= Brief =
The entire set of lines below should be copied exactly.

= Excerpted data =
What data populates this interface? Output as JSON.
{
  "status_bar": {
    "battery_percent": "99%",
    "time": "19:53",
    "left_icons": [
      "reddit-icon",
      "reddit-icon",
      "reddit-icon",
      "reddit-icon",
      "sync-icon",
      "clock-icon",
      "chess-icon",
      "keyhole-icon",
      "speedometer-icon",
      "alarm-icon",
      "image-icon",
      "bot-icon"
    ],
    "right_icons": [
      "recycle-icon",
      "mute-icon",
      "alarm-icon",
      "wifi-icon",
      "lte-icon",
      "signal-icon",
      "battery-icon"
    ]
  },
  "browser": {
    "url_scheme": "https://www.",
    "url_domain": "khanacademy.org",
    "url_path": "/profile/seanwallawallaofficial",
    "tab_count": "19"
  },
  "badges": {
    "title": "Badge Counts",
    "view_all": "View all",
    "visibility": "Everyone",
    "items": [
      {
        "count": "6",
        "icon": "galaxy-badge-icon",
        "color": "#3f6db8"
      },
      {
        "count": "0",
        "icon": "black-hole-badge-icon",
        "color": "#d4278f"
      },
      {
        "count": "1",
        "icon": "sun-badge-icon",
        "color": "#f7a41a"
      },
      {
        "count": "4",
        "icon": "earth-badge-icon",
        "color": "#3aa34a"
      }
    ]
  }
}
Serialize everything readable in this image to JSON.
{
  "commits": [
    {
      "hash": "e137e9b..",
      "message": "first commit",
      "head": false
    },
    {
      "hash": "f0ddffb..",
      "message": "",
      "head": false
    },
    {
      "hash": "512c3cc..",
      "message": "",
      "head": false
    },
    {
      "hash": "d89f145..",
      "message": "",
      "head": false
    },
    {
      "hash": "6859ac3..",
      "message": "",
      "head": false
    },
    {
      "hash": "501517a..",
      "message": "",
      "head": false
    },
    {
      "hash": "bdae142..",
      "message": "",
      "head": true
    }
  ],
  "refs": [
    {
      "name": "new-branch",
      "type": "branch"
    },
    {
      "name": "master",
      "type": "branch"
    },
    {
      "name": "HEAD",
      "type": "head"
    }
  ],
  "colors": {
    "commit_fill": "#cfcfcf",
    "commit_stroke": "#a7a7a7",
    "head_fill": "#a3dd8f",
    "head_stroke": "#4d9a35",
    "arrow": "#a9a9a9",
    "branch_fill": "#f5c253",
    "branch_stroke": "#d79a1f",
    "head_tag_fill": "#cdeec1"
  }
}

= Reply =
What data populates this interface? Output as JSON.
{
  "status_bar": {
    "battery_percent": "99%",
    "time": "19:53",
    "left_icons": [
      "reddit-icon",
      "reddit-icon",
      "reddit-icon",
      "reddit-icon",
      "sync-icon",
      "clock-icon",
      "chess-icon",
      "keyhole-icon",
      "speedometer-icon",
      "alarm-icon",
      "image-icon",
      "bot-icon"
    ],
    "right_icons": [
      "recycle-icon",
      "mute-icon",
      "alarm-icon",
      "wifi-icon",
      "lte-icon",
      "signal-icon",
      "battery-icon"
    ]
  },
  "browser": {
    "url_scheme": "https://www.",
    "url_domain": "khanacademy.org",
    "url_path": "/profile/seanwallawallaofficial",
    "tab_count": "19"
  },
  "badges": {
    "title": "Badge Counts",
    "view_all": "View all",
    "visibility": "Everyone",
    "items": [
      {
        "count": "6",
        "icon": "galaxy-badge-icon",
        "color": "#3f6db8"
      },
      {
        "count": "0",
        "icon": "black-hole-badge-icon",
        "color": "#d4278f"
      },
      {
        "count": "1",
        "icon": "sun-badge-icon",
        "color": "#f7a41a"
      },
      {
        "count": "4",
        "icon": "earth-badge-icon",
        "color": "#3aa34a"
      }
    ]
  }
}
Serialize everything readable in this image to JSON.
{
  "commits": [
    {
      "hash": "e137e9b..",
      "message": "first commit",
      "head": false
    },
    {
      "hash": "f0ddffb..",
      "message": "",
      "head": false
    },
    {
      "hash": "512c3cc..",
      "message": "",
      "head": false
    },
    {
      "hash": "d89f145..",
      "message": "",
      "head": false
    },
    {
      "hash": "6859ac3..",
      "message": "",
      "head": false
    },
    {
      "hash": "501517a..",
      "message": "",
      "head": false
    },
    {
      "hash": "bdae142..",
      "message": "",
      "head": true
    }
  ],
  "refs": [
    {
      "name": "new-branch",
      "type": "branch"
    },
    {
      "name": "master",
      "type": "branch"
    },
    {
      "name": "HEAD",
      "type": "head"
    }
  ],
  "colors": {
    "commit_fill": "#cfcfcf",
    "commit_stroke": "#a7a7a7",
    "head_fill": "#a3dd8f",
    "head_stroke": "#4d9a35",
    "arrow": "#a9a9a9",
    "branch_fill": "#f5c253",
    "branch_stroke": "#d79a1f",
    "head_tag_fill": "#cdeec1"
  }
}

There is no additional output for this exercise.